(WORK TASK): In the listing that follows, tally the lines containing "Create"; give the count and nothing more.

(GIVEN DATA):
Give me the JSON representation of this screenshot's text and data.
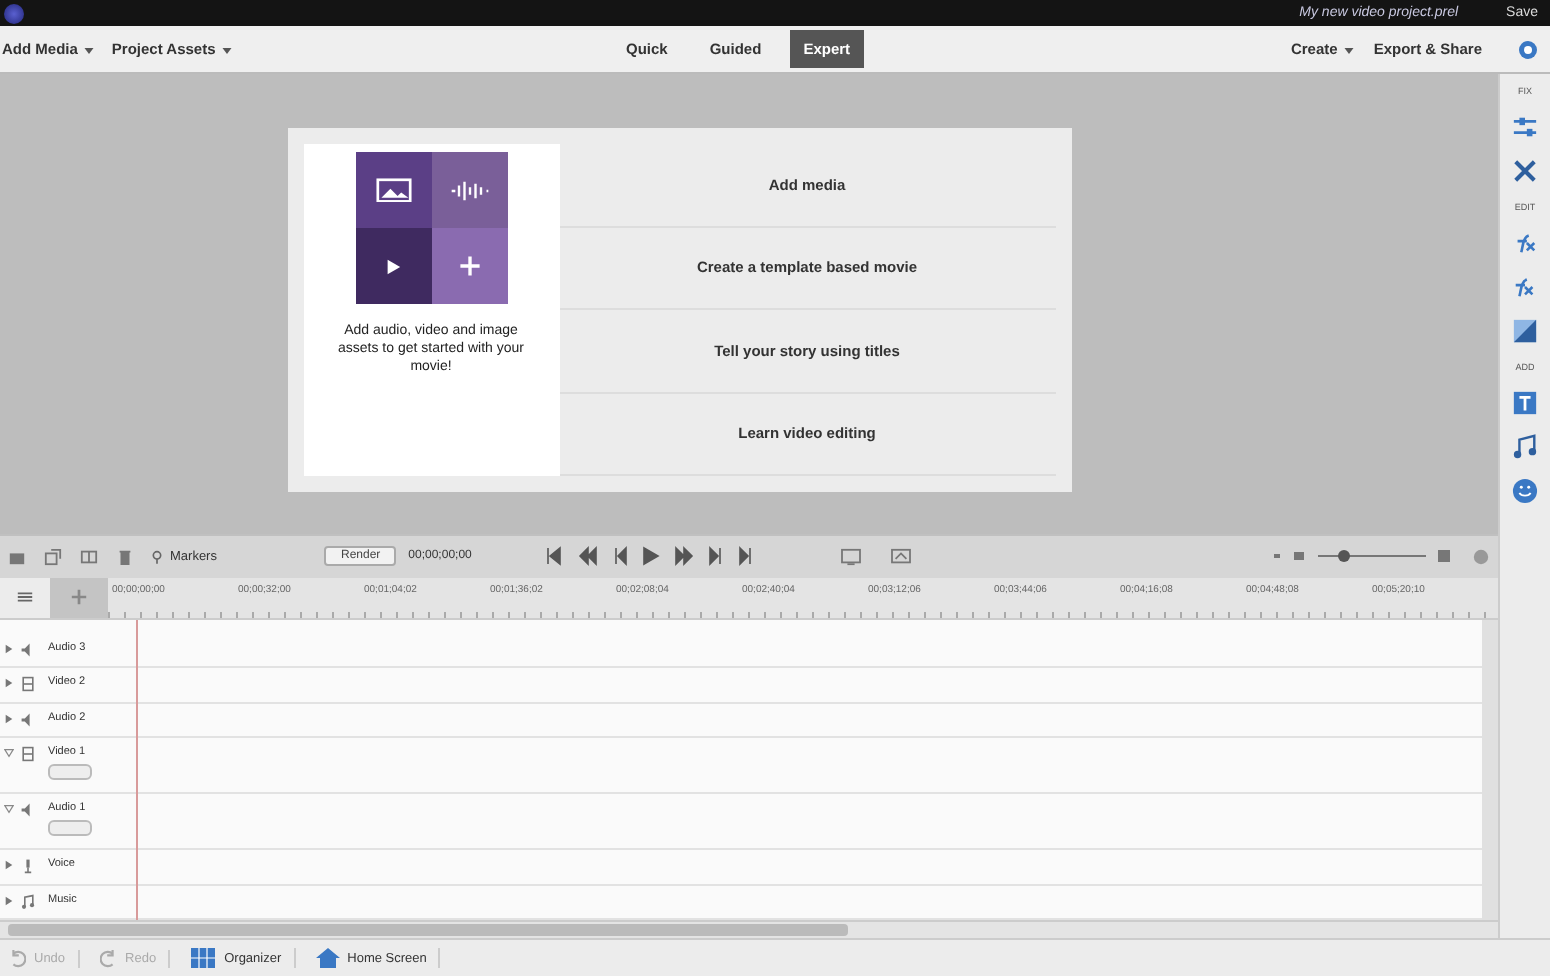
{
  "title_bar": {
    "project_name": "My new video project.prel",
    "save": "Save"
  },
  "menu_bar": {
    "left": [
      "Add Media",
      "Project Assets"
    ],
    "right": [
      "Create",
      "Export & Share"
    ]
  },
  "mode_tabs": [
    {
      "label": "Quick",
      "selected": false
    },
    {
      "label": "Guided",
      "selected": false
    },
    {
      "label": "Expert",
      "selected": true
    }
  ],
  "start_card": {
    "caption": "Add audio, video and image assets to get started with your movie!",
    "actions": [
      "Add media",
      "Create a template based movie",
      "Tell your story using titles",
      "Learn video editing"
    ]
  },
  "timeline_toolbar": {
    "markers": "Markers",
    "render": "Render",
    "timecode": "00;00;00;00"
  },
  "ruler": [
    "00;00;00;00",
    "00;00;32;00",
    "00;01;04;02",
    "00;01;36;02",
    "00;02;08;04",
    "00;02;40;04",
    "00;03;12;06",
    "00;03;44;06",
    "00;04;16;08",
    "00;04;48;08",
    "00;05;20;10"
  ],
  "tracks": [
    {
      "name": "Audio 3",
      "kind": "audio",
      "expanded": false
    },
    {
      "name": "Video 2",
      "kind": "video",
      "expanded": false
    },
    {
      "name": "Audio 2",
      "kind": "audio",
      "expanded": false
    },
    {
      "name": "Video 1",
      "kind": "video",
      "expanded": true
    },
    {
      "name": "Audio 1",
      "kind": "audio",
      "expanded": true
    },
    {
      "name": "Voice",
      "kind": "voice",
      "expanded": false
    },
    {
      "name": "Music",
      "kind": "music",
      "expanded": false
    }
  ],
  "right_panel": {
    "sections": [
      "FIX",
      "EDIT",
      "ADD"
    ]
  },
  "bottom_bar": {
    "undo": "Undo",
    "redo": "Redo",
    "organizer": "Organizer",
    "home_screen": "Home Screen"
  }
}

(REPLY): 2